I have crested the two decade mark when it comes to my karate training. Despite all those years of study, I have never visited the birthplace of karate – Okinawa. This is a particularly egregious sin for me since I do so much writing on history, culture, and people in the world of karate. The lack of travel on my part has not been for a lack of wanting. I dreamed for many years to experience the island for myself, but the thousands of dollars required to make it happen was always prohibitive.

Life, as in martial arts, is often about timing. About halfway into January I received an offer to travel with Robert Teller and Miko Teller (two senior martial artists here in the USA). They had arranged to meet with their family on the island, namely Ron and Akemi Nix (senior Seidokan practitioners). Akemi is Miko’s sister, and that family connection made the usual complications of an Okinawa trip much more manageable.

I had about 15 days to decide if I could make it all happen…and then actually make it happen.

Lots of mental roadblocks cropped up quickly. I was worried about my wife, house, pets, and family. Worried about money and work. Worried about jumping into a completely new environment and hoping I was properly equipped mentally and physically. Of course, the sensible response would have been to politely decline the chance to make the trip…which is why I chose to accept.
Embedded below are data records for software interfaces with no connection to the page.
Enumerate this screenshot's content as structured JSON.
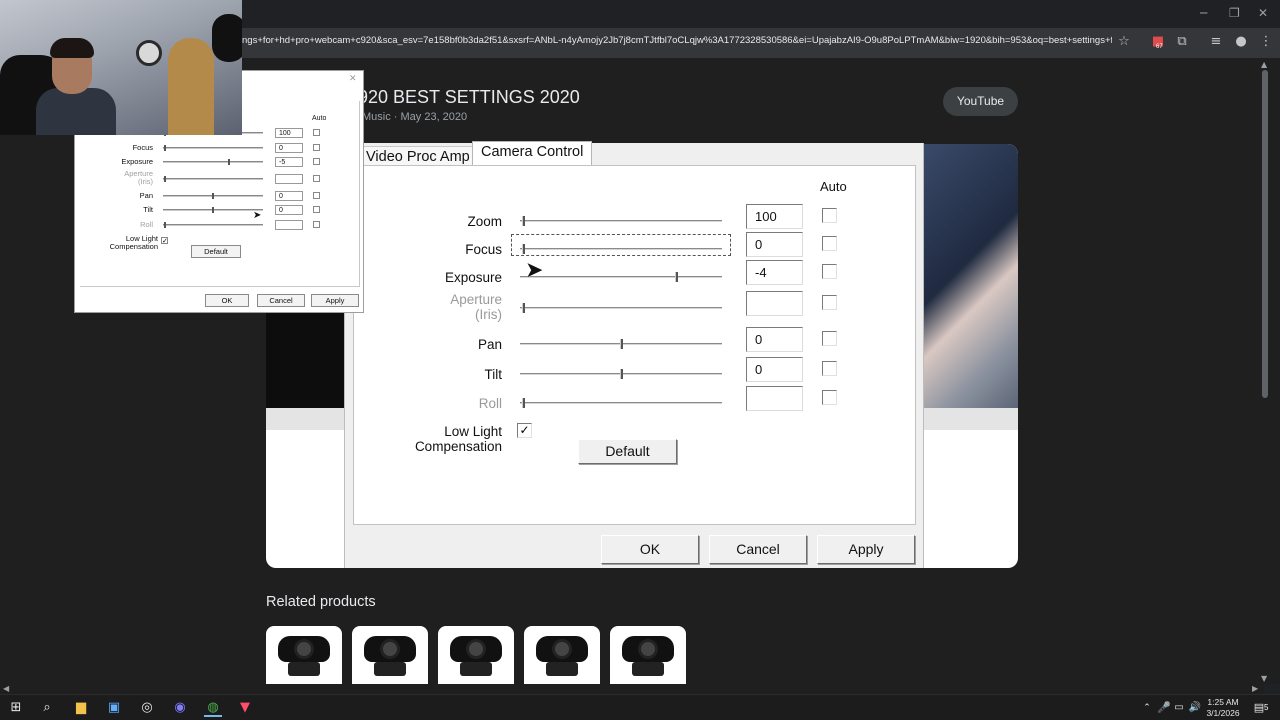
{
  "browser": {
    "url": "ngs+for+hd+pro+webcam+c920&sca_esv=7e158bf0b3da2f51&sxsrf=ANbL-n4yAmojy2Jb7j8cmTJtfbl7oCLqjw%3A1772328530586&ei=UpajabzAI9-O9u8PoLPTmAM&biw=1920&bih=953&oq=best+settings+f...",
    "extensions_badge": "67"
  },
  "video": {
    "title": "920 BEST SETTINGS 2020",
    "meta": "Music · May 23, 2020",
    "source_button": "YouTube"
  },
  "big_dialog": {
    "tab_inactive": "Video Proc Amp",
    "tab_active": "Camera Control",
    "auto_header": "Auto",
    "rows": [
      {
        "label": "Zoom",
        "value": "100",
        "disabled": false,
        "thumb": 0.0
      },
      {
        "label": "Focus",
        "value": "0",
        "disabled": false,
        "thumb": 0.0
      },
      {
        "label": "Exposure",
        "value": "-4",
        "disabled": false,
        "thumb": 0.78
      },
      {
        "label": "Aperture\n(Iris)",
        "value": "",
        "disabled": true,
        "thumb": 0.0
      },
      {
        "label": "Pan",
        "value": "0",
        "disabled": false,
        "thumb": 0.5
      },
      {
        "label": "Tilt",
        "value": "0",
        "disabled": false,
        "thumb": 0.5
      },
      {
        "label": "Roll",
        "value": "",
        "disabled": true,
        "thumb": 0.0
      }
    ],
    "low_light_label_1": "Low Light",
    "low_light_label_2": "Compensation",
    "low_light_checked": "✓",
    "default_button": "Default",
    "ok_button": "OK",
    "cancel_button": "Cancel",
    "apply_button": "Apply"
  },
  "small_dialog": {
    "auto_header": "Auto",
    "rows": [
      {
        "label": "",
        "value": "100",
        "disabled": false,
        "thumb": 0.0
      },
      {
        "label": "Focus",
        "value": "0",
        "disabled": false,
        "thumb": 0.0
      },
      {
        "label": "Exposure",
        "value": "-5",
        "disabled": false,
        "thumb": 0.67
      },
      {
        "label": "Aperture\n(Iris)",
        "value": "",
        "disabled": true,
        "thumb": 0.0
      },
      {
        "label": "Pan",
        "value": "0",
        "disabled": false,
        "thumb": 0.5
      },
      {
        "label": "Tilt",
        "value": "0",
        "disabled": false,
        "thumb": 0.5
      },
      {
        "label": "Roll",
        "value": "",
        "disabled": true,
        "thumb": 0.0
      }
    ],
    "low_light_label_1": "Low Light",
    "low_light_label_2": "Compensation",
    "low_light_checked": "✓",
    "default_button": "Default",
    "ok_button": "OK",
    "cancel_button": "Cancel",
    "apply_button": "Apply"
  },
  "related": {
    "heading": "Related products"
  },
  "taskbar": {
    "time": "1:25 AM",
    "date": "3/1/2026",
    "notification_count": "5"
  },
  "colors": {
    "page_bg": "#1f1f1f",
    "pill_bg": "#3c4043",
    "taskbar_bg": "#1c1c1c"
  }
}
An Ambitious Agenda

Martial arts excursions to Okinawa usually involve training and site-seeing in whatever proportions seem appropriate to the visitor. My trip certainly involved those things, but there were a few added wrinkles. I had to accomplish each of the following as best I could:

  1. Act as a research assistant. Teller Sensei was conducting research for his autobiography and I agreed to help him with his process.
  2. Discover the status of Okinawa Kenpo. The popular styles like Goju Ryu and Shorinkan have established roots in Okinawa. Therefore, when students make the trip they know who to reach out to in order to train. Okinawa Kenpo is a much smaller style, and as small as it is in the USA, it’s even smaller in Okinawa. I knew it wasn’t extinct, but I had some work cut out for me to discover the remaining pockets where it was being preserved.
  3. Explore the culture and customs. A common trope in karate is that there is “more to the art than kicking and punching.” I happen to believe that’s true. In my mind, understanding the culture, etiquette, and history of the people is key to appreciating the depths of the art. For me, exploring the island and its people was as important as any dojo training session.
  4. Train. There’s no getting around it. Going to Okinawa for karate and then not training would be a sizable mistake.
  5. Participate in family events. Akemi and Miko have family spread across Okinawa and the smaller peripheral islands. It was my job to be helpful, or at least unobtrusive, in these events.

Objectives Set, Course Laid In

Before I could fully wrap my head around the complexity of the trip, I was off. My wife drove me to a nearby Korean grocery store, where I was scheduled to catch a bus up to JFK Airport. From there, it was a brisk 14 hours until touching down at Incheon Airport in South Korea.

bus at Korean grocery store

That’s when things got tricky.

Continue reading part 2 – “Do’s and Don’ts of International Travel”!